“When we look at indicators of integration such as education and access to the labour markets, the only area that difference still matters and continues to matter is religion. Religion will always stay a mark of difference”, said Prof. Dr Rainer Münz from the European Political Strategy Centre of the European Commission.
“Europe should be a place of repair, rebuilding and healing and that is where religious communities have a huge potential to contribute”, concluded Prof Simon Keyes of the Winchester Centre of Religions for Reconciliation and Peace of the University of Winchester.
Dr Majbritt Lyck-Bowen and Dr Mark Owen of the University of Winchester presented the interim results of a research project being carried by the University of Winchester in partnership with ECRL. The project brought existing academic integration models into engagement with several case studies, to examine the possible benefits a specifically ‘multi-faith’ approach to integration brings.
The Symposium was co-organised by the Minister for Federal and European Affairs of the State of Hessen Lucia Puttrich, the Moderator of the European Council of Religious Leaders – Religions for Peace, Dr theol. h.c. Thomas Wipf and the Director of the Winchester Centre of Religions for Reconciliation and Peace of the University of Winchester Dr Mark Owen.
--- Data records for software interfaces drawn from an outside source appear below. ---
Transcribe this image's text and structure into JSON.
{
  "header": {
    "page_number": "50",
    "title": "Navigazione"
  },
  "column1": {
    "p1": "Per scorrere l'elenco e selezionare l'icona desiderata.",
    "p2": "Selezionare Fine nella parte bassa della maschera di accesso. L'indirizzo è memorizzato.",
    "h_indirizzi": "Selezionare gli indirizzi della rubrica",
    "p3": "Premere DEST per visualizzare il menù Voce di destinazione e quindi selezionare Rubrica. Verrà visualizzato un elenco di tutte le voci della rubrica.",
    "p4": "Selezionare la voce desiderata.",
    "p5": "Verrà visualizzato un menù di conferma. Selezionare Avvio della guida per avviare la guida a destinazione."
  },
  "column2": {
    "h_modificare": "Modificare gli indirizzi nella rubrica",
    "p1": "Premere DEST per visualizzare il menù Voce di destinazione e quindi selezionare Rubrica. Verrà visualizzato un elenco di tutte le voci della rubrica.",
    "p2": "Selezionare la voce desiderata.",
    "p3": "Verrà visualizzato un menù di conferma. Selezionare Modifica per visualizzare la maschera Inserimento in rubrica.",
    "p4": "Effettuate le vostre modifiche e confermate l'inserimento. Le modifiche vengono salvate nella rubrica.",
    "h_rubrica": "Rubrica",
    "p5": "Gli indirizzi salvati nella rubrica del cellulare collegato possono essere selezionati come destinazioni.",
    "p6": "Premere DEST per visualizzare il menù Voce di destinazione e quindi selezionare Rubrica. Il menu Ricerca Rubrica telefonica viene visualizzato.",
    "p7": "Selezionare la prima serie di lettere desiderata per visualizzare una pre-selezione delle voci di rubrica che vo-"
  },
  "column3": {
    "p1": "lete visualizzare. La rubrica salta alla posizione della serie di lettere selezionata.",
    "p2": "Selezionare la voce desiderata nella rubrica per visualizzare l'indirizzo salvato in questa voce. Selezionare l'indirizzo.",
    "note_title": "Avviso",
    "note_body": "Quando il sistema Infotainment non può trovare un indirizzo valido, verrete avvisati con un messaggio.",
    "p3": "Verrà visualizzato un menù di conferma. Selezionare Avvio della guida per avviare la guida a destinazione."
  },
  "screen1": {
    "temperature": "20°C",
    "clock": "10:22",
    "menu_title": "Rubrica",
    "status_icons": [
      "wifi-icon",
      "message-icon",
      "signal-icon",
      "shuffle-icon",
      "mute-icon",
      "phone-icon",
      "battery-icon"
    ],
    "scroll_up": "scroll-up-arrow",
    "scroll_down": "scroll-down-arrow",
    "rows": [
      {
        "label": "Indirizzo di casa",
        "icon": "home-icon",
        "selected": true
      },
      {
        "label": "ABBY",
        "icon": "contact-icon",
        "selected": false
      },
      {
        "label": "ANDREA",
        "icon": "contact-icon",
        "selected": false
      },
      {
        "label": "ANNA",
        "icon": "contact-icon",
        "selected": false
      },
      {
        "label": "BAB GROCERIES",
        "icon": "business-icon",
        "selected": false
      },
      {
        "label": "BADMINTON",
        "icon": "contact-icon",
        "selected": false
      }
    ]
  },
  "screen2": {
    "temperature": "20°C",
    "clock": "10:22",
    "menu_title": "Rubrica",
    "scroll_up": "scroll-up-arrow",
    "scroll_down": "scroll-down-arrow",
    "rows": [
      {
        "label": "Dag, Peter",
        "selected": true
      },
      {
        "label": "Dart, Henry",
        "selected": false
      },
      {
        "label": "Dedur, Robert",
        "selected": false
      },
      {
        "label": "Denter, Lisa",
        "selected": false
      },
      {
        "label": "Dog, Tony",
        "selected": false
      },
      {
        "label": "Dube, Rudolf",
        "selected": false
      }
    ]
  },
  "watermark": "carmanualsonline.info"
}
The European Council of Religious Leaders – Religions for Peace (ECRL) brings together senior religious leaders from Europe’s historical religions: Judaism, Christianity and Islam together with Buddhists, Hindus, Sikhs and Zoroastrians. ECRL has participatory status with the Council of Europe. ECRL is one of five regional Interreligious Councils with the Religions for Peace network. Religions for Peace – accredited to the United Nations – is the world’s largest and most representative multi-religious coalition advancing common action for peace since 1970.